A Metal Reusable Flosser Can Scratch Your Enamel
Enamel’s brittleness is one thing.
Let’s not forget that your enamel is also softer than numerous types of metals.
This means that flossers that are made out of tougher metals might scratch your teeth upon contact. 14,15
This should come as no surprise.
Nevermind your enamel, even steel can be easily scratched.
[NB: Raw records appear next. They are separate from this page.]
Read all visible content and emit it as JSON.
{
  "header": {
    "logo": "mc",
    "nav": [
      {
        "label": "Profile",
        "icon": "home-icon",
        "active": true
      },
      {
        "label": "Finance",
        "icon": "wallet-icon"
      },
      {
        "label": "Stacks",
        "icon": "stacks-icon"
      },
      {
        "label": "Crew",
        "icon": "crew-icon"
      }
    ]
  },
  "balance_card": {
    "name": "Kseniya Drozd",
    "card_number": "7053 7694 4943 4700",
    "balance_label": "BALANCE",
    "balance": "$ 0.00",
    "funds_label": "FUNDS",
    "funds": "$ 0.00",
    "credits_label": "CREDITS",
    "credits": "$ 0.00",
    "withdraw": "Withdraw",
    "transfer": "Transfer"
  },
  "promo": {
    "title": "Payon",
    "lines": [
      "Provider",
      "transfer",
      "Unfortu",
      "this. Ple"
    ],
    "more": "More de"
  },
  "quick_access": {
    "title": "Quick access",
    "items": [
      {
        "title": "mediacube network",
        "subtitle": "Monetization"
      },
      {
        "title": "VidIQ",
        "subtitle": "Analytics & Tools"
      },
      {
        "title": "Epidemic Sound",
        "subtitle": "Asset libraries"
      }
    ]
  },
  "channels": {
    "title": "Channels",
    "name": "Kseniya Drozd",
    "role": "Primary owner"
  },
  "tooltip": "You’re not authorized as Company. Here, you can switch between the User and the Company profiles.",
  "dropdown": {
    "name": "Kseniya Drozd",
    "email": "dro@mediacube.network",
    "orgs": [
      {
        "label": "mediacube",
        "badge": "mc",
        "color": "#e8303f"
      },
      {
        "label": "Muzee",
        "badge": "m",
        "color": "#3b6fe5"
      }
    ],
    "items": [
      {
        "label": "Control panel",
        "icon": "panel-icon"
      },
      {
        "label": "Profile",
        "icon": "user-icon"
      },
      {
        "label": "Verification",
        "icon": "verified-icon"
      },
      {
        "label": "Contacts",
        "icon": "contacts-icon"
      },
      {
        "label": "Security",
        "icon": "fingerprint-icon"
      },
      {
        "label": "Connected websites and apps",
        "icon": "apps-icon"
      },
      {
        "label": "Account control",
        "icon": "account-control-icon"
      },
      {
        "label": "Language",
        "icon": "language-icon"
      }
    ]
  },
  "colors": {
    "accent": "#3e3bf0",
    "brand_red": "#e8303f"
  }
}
Maybe your stainless steel water bottle carries evidence of this.
When You Need to Be Most Careful
Here’s something important to keep in mind:
Many people tend to floss soon after eating.
Acids in your foods and beverages, and those made by the bacteria in your mouth, temporarily weaken your enamel after a meal.
This means that a metal flosser…
Even one that’s made out of a metal that’s softer than your enamel…
May damage your teeth during this sensitive time. 7-9,16
In the end:
The overarching issue here is that your enamel cannot regenerate itself once it has been damaged.
When something like a metal reusable floss pick scratches or chips your teeth, you may be in store for some painful consequences down the line. 17
The Element Won’t Be All-Metal
We freely admit the following:
A few, very diligent, users might not suffer any ill-consequences from a metal floss pick.
We’re also well-aware that even the most careful of us may scrape our teeth with a 100% metal flosser by accident.
We all get tired.
We all get distracted.
And we’re all prone to a slip of the hand.
So our position on this issue is: “Why take that chance, no matter how small, when there’s a better way?”
We think that the body and tail of the Element floss holder can be safely made out of metal.
These parts don’t enter your mouth and don’t pose a significant danger as a result.
We believe that the floss attachment head, which does enter your mouth, should be made out of a material that’s softer than steel.
Even if the chances of damage to your enamel are low if you’re extremely careful, metal floss holders can pose other dangers.
During his medical and scientific review of this article, dentist and biomedical/biomaterial engineer Dr. Martin Pendola commented:
“Metal flossers (and metal instruments) are usually avoided to prevent damage in soft tissue (gums, cheeks, lips).”
3 Key Takeaways
- While your enamel is as hard as steel, it’s actually brittle like window glass.
- Metal flossers can chip your teeth and cause tiny, damaging, breaks that you can’t even see.
- Like electric flossers, metal floss picks can also hurt your gums.